Medicare now covers nearly 42 million beneficiaries who are elderly, or who have a severe disability or end stage renal disease. The Medicare Modernization Act of 2003 made many changes to the program – including the addition of an outpatient prescription drug benefit (“Part D”), which will become effective in January 2006. Understanding this new benefit is of paramount importance to the many people who advise senior citizens, and to millions of Medicare beneficaries who will be scrutinizing different prescription drug plans available in their area.
What are the basics of the new Medicare drug benefit design? How many drug plans are in your state and district? Which Medicare managed care plans offer pharmaceutical benefits? What kind of advice should you give a beneficiary who is calling to get help and advice?
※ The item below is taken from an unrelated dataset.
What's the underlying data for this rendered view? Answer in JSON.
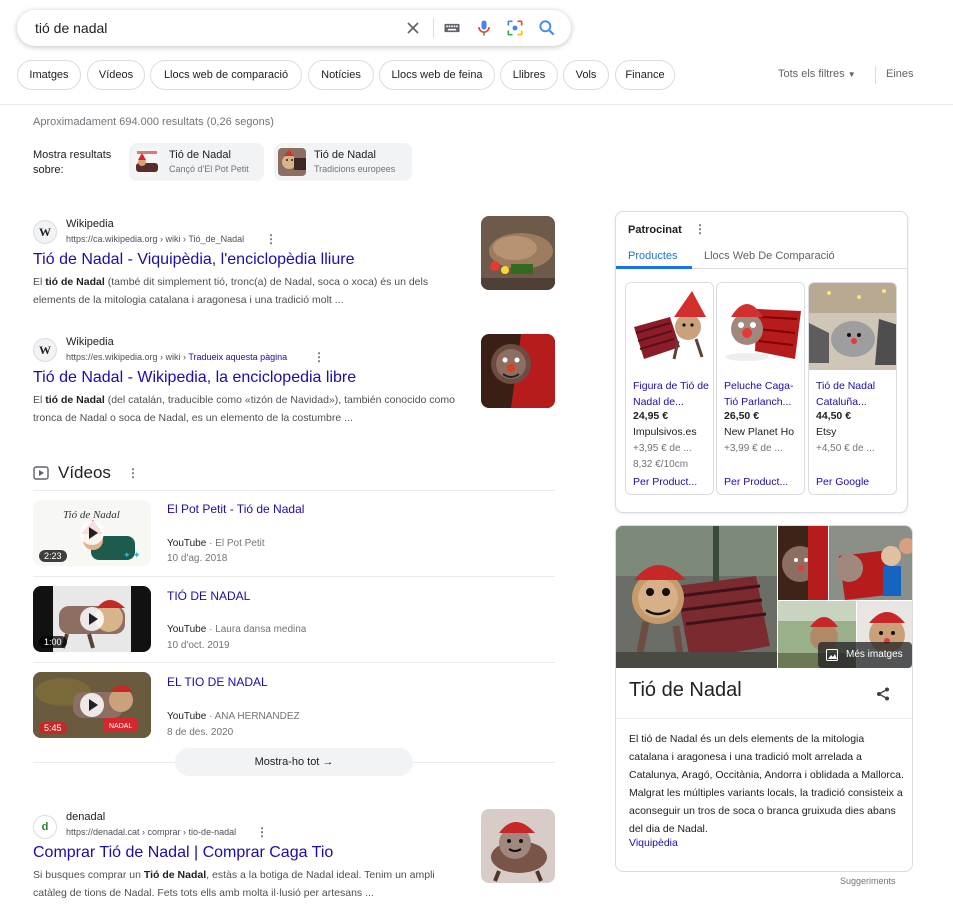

To help answer these questions and more, the nonpartisan Alliance for Health Reform and the Kaiser Family Foundation held a November 7 luncheon briefing especially for congressional staff, including district and state staff, but also of interest to others. Panelists were: Tricia Neuman, vice president and director of the Foundation’s Medicare Policy Project; Jack Vogelsong, director of Pennsylvania’s State Health Insurance and Assistance Program, which provides information and advice on these topics; Beatrice Disman, New York regional commissioner and chair of the Medicare Planning and Implementation Task Force for the Social Security Administration; and Julie Goon, director of Medicare outreach at the Centers for Medicare and Medicaid Services. Ed Howard from the Alliance moderated.
Full Transcript (Adobe Acrobat PDF)